# GOAL OF THE EXERCISE
Among the records that follow, how many lines include the string "most"? Only the number is wanted.

# GIVEN DATA
• • •

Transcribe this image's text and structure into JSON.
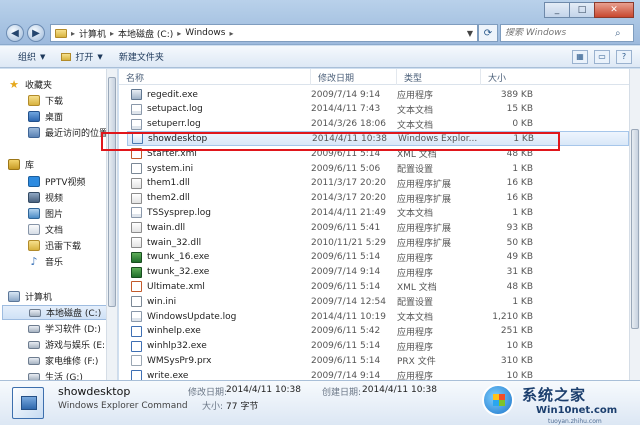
{
  "address": {
    "crumbs": [
      "计算机",
      "本地磁盘 (C:)",
      "Windows"
    ],
    "search_placeholder": "搜索 Windows"
  },
  "toolbar": {
    "organize": "组织",
    "open": "打开",
    "new_folder": "新建文件夹"
  },
  "navpane": {
    "favorites_label": "收藏夹",
    "favorites": [
      "下载",
      "桌面",
      "最近访问的位置"
    ],
    "libraries_label": "库",
    "libraries": [
      "PPTV视频",
      "视频",
      "图片",
      "文档",
      "迅雷下载",
      "音乐"
    ],
    "computer_label": "计算机",
    "drives": [
      "本地磁盘 (C:)",
      "学习软件 (D:)",
      "游戏与娱乐 (E:)",
      "家电维修 (F:)",
      "生活 (G:)"
    ]
  },
  "columns": {
    "name": "名称",
    "date": "修改日期",
    "type": "类型",
    "size": "大小"
  },
  "files": [
    {
      "name": "regedit.exe",
      "date": "2009/7/14 9:14",
      "type": "应用程序",
      "size": "389 KB",
      "icon": "exe"
    },
    {
      "name": "setupact.log",
      "date": "2014/4/11 7:43",
      "type": "文本文档",
      "size": "15 KB",
      "icon": "log"
    },
    {
      "name": "setuperr.log",
      "date": "2014/3/26 18:06",
      "type": "文本文档",
      "size": "0 KB",
      "icon": "log"
    },
    {
      "name": "showdesktop",
      "date": "2014/4/11 10:38",
      "type": "Windows Explor...",
      "size": "1 KB",
      "icon": "scf"
    },
    {
      "name": "Starter.xml",
      "date": "2009/6/11 5:14",
      "type": "XML 文档",
      "size": "48 KB",
      "icon": "xml"
    },
    {
      "name": "system.ini",
      "date": "2009/6/11 5:06",
      "type": "配置设置",
      "size": "1 KB",
      "icon": "ini"
    },
    {
      "name": "them1.dll",
      "date": "2011/3/17 20:20",
      "type": "应用程序扩展",
      "size": "16 KB",
      "icon": "dll"
    },
    {
      "name": "them2.dll",
      "date": "2014/3/17 20:20",
      "type": "应用程序扩展",
      "size": "16 KB",
      "icon": "dll"
    },
    {
      "name": "TSSysprep.log",
      "date": "2014/4/11 21:49",
      "type": "文本文档",
      "size": "1 KB",
      "icon": "log"
    },
    {
      "name": "twain.dll",
      "date": "2009/6/11 5:41",
      "type": "应用程序扩展",
      "size": "93 KB",
      "icon": "dll"
    },
    {
      "name": "twain_32.dll",
      "date": "2010/11/21 5:29",
      "type": "应用程序扩展",
      "size": "50 KB",
      "icon": "dll"
    },
    {
      "name": "twunk_16.exe",
      "date": "2009/6/11 5:14",
      "type": "应用程序",
      "size": "49 KB",
      "icon": "exe2"
    },
    {
      "name": "twunk_32.exe",
      "date": "2009/7/14 9:14",
      "type": "应用程序",
      "size": "31 KB",
      "icon": "exe2"
    },
    {
      "name": "Ultimate.xml",
      "date": "2009/6/11 5:14",
      "type": "XML 文档",
      "size": "48 KB",
      "icon": "xml"
    },
    {
      "name": "win.ini",
      "date": "2009/7/14 12:54",
      "type": "配置设置",
      "size": "1 KB",
      "icon": "ini"
    },
    {
      "name": "WindowsUpdate.log",
      "date": "2014/4/11 10:19",
      "type": "文本文档",
      "size": "1,210 KB",
      "icon": "log"
    },
    {
      "name": "winhelp.exe",
      "date": "2009/6/11 5:42",
      "type": "应用程序",
      "size": "251 KB",
      "icon": "exe3"
    },
    {
      "name": "winhlp32.exe",
      "date": "2009/6/11 5:14",
      "type": "应用程序",
      "size": "10 KB",
      "icon": "exe3"
    },
    {
      "name": "WMSysPr9.prx",
      "date": "2009/6/11 5:14",
      "type": "PRX 文件",
      "size": "310 KB",
      "icon": "prx"
    },
    {
      "name": "write.exe",
      "date": "2009/7/14 9:14",
      "type": "应用程序",
      "size": "10 KB",
      "icon": "exe3"
    }
  ],
  "details": {
    "name": "showdesktop",
    "kind": "Windows Explorer Command",
    "modified_label": "修改日期:",
    "modified_value": "2014/4/11 10:38",
    "created_label": "创建日期:",
    "created_value": "2014/4/11 10:38",
    "size_label": "大小:",
    "size_value": "77 字节"
  },
  "watermark": {
    "title": "系统之家",
    "sub": "Win10net.com",
    "url": "tuoyan.zhihu.com"
  }
}
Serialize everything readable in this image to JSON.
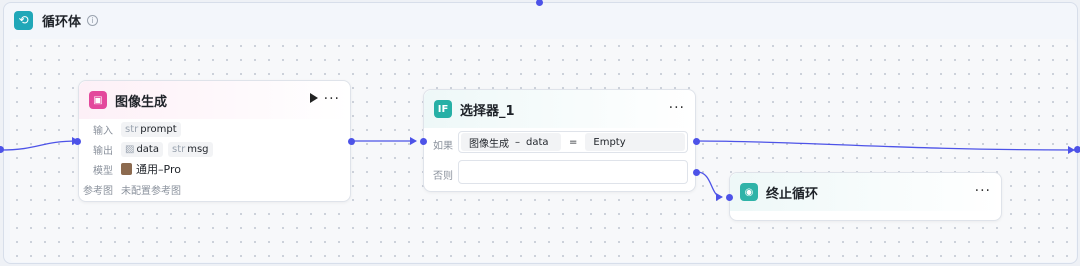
{
  "loop": {
    "title": "循环体",
    "info_icon": "info-icon"
  },
  "image_node": {
    "title": "图像生成",
    "input_label": "输入",
    "input_type": "str",
    "input_name": "prompt",
    "output_label": "输出",
    "output_1_name": "data",
    "output_2_type": "str",
    "output_2_name": "msg",
    "model_label": "模型",
    "model_value": "通用–Pro",
    "ref_label": "参考图",
    "ref_value": "未配置参考图",
    "more": "···"
  },
  "selector_node": {
    "title": "选择器_1",
    "icon_text": "IF",
    "if_label": "如果",
    "else_label": "否则",
    "cond_left_node": "图像生成",
    "cond_sep": "–",
    "cond_left_var": "data",
    "cond_op": "=",
    "cond_right": "Empty",
    "more": "···"
  },
  "stop_node": {
    "title": "终止循环",
    "more": "···"
  },
  "colors": {
    "accent": "#4d53e8",
    "loop_teal": "#20a7b8",
    "image_pink": "#e3489c",
    "stop_teal": "#2fb3a8"
  }
}
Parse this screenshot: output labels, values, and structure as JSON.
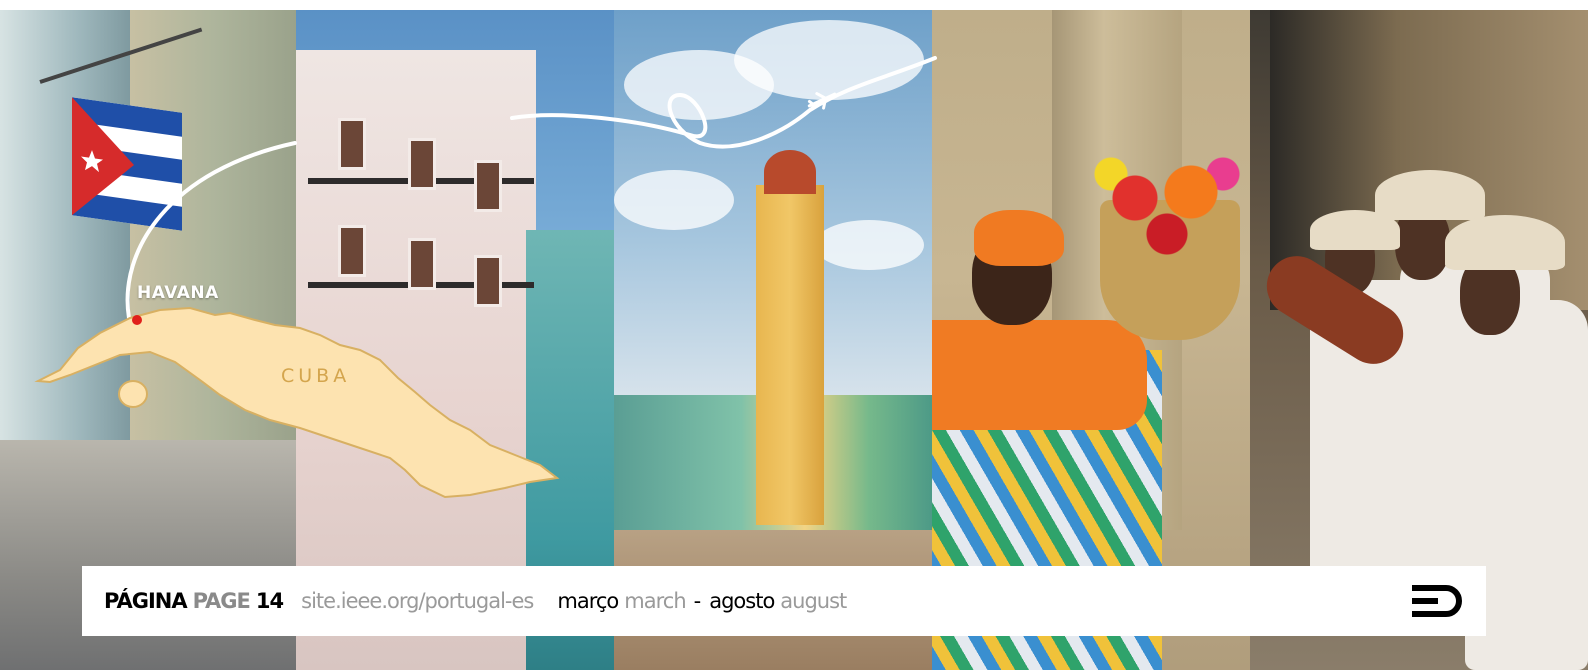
{
  "map": {
    "city_label": "HAVANA",
    "country_label": "CUBA",
    "land_color": "#fde3b0",
    "border_color": "#d8b062"
  },
  "footer": {
    "page_label_pt": "PÁGINA",
    "page_label_en": "PAGE",
    "page_number": "14",
    "site_url": "site.ieee.org/portugal-es",
    "period_start_pt": "março",
    "period_start_en": "march",
    "separator": "-",
    "period_end_pt": "agosto",
    "period_end_en": "august"
  },
  "colors": {
    "flag_red": "#d62b2b",
    "flag_blue": "#1f4fa8",
    "marker_red": "#e0201b"
  }
}
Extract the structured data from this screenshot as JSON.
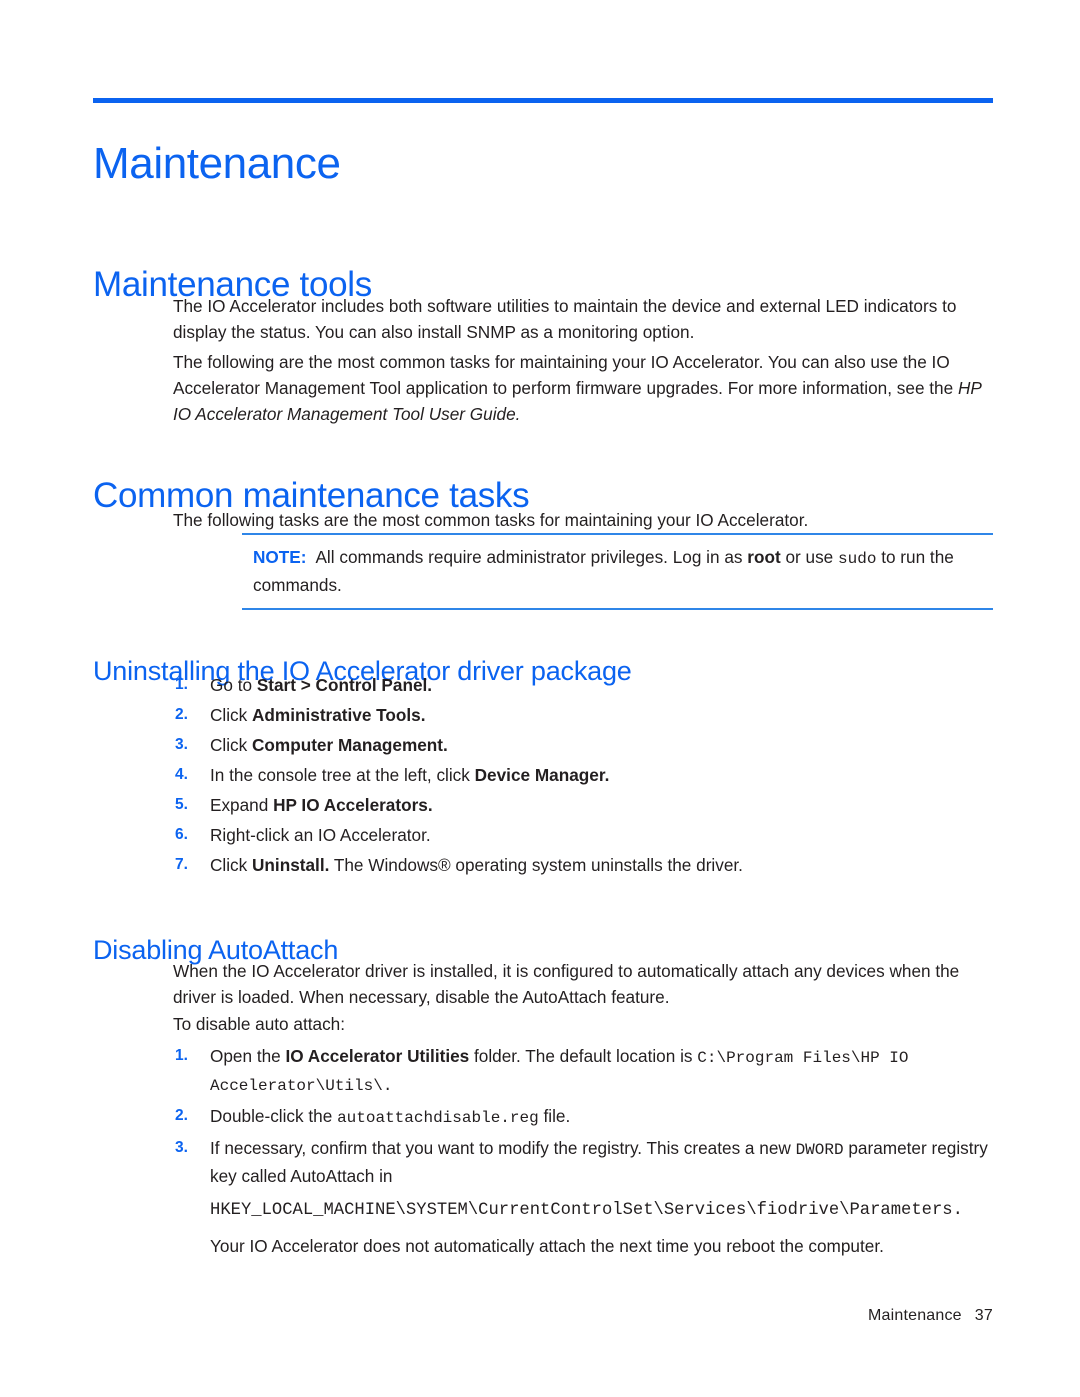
{
  "page": {
    "chapter_title": "Maintenance",
    "footer_label": "Maintenance",
    "footer_page": "37",
    "accent_color": "#0b63f0",
    "note_rule_color": "#2f86e8",
    "body_color": "#231f20"
  },
  "sections": {
    "maintenance_tools": {
      "heading": "Maintenance tools",
      "paragraph_1": "The IO Accelerator includes both software utilities to maintain the device and external LED indicators to display the status. You can also install SNMP as a monitoring option.",
      "paragraph_2_part1": "The following are the most common tasks for maintaining your IO Accelerator. You can also use the IO Accelerator Management Tool application to perform firmware upgrades. For more information, see the ",
      "paragraph_2_italic": "HP IO Accelerator Management Tool User Guide."
    },
    "common_tasks": {
      "heading": "Common maintenance tasks",
      "paragraph_1": "The following tasks are the most common tasks for maintaining your IO Accelerator.",
      "note": {
        "label": "NOTE:",
        "text_part1": "All commands require administrator privileges. Log in as ",
        "bold_root": "root",
        "text_part2": " or use ",
        "mono_sudo": "sudo",
        "text_part3": " to run the commands."
      }
    },
    "uninstalling": {
      "heading": "Uninstalling the IO Accelerator driver package",
      "steps": [
        {
          "number": "1.",
          "text_part1": "Go to ",
          "bold": "Start > Control Panel.",
          "text_part2": ""
        },
        {
          "number": "2.",
          "text_part1": "Click ",
          "bold": "Administrative Tools.",
          "text_part2": ""
        },
        {
          "number": "3.",
          "text_part1": "Click ",
          "bold": "Computer Management.",
          "text_part2": ""
        },
        {
          "number": "4.",
          "text_part1": "In the console tree at the left, click ",
          "bold": "Device Manager.",
          "text_part2": ""
        },
        {
          "number": "5.",
          "text_part1": "Expand ",
          "bold": "HP IO Accelerators.",
          "text_part2": ""
        },
        {
          "number": "6.",
          "text_part1": "Right-click an IO Accelerator.",
          "bold": "",
          "text_part2": ""
        },
        {
          "number": "7.",
          "text_part1": "Click ",
          "bold": "Uninstall.",
          "text_part2": " The Windows® operating system uninstalls the driver."
        }
      ]
    },
    "disabling_autoattach": {
      "heading": "Disabling AutoAttach",
      "paragraph_1": "When the IO Accelerator driver is installed, it is configured to automatically attach any devices when the driver is loaded. When necessary, disable the AutoAttach feature.",
      "paragraph_2": "To disable auto attach:",
      "steps": [
        {
          "number": "1.",
          "text_part1": "Open the ",
          "bold": "IO Accelerator Utilities",
          "text_part2": " folder. The default location is ",
          "mono": "C:\\Program Files\\HP IO Accelerator\\Utils\\.",
          "text_part3": ""
        },
        {
          "number": "2.",
          "text_part1": "Double-click the ",
          "bold": "",
          "text_part2": "",
          "mono": "autoattachdisable.reg",
          "text_part3": " file."
        },
        {
          "number": "3.",
          "text_part1": "If necessary, confirm that you want to modify the registry. This creates a new ",
          "bold": "",
          "text_part2": "",
          "mono": "DWORD",
          "text_part3": " parameter registry key called AutoAttach in",
          "mono_line": "HKEY_LOCAL_MACHINE\\SYSTEM\\CurrentControlSet\\Services\\fiodrive\\Parameters.",
          "trailing": "Your IO Accelerator does not automatically attach the next time you reboot the computer."
        }
      ]
    }
  }
}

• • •

# TASK OUTPUT
2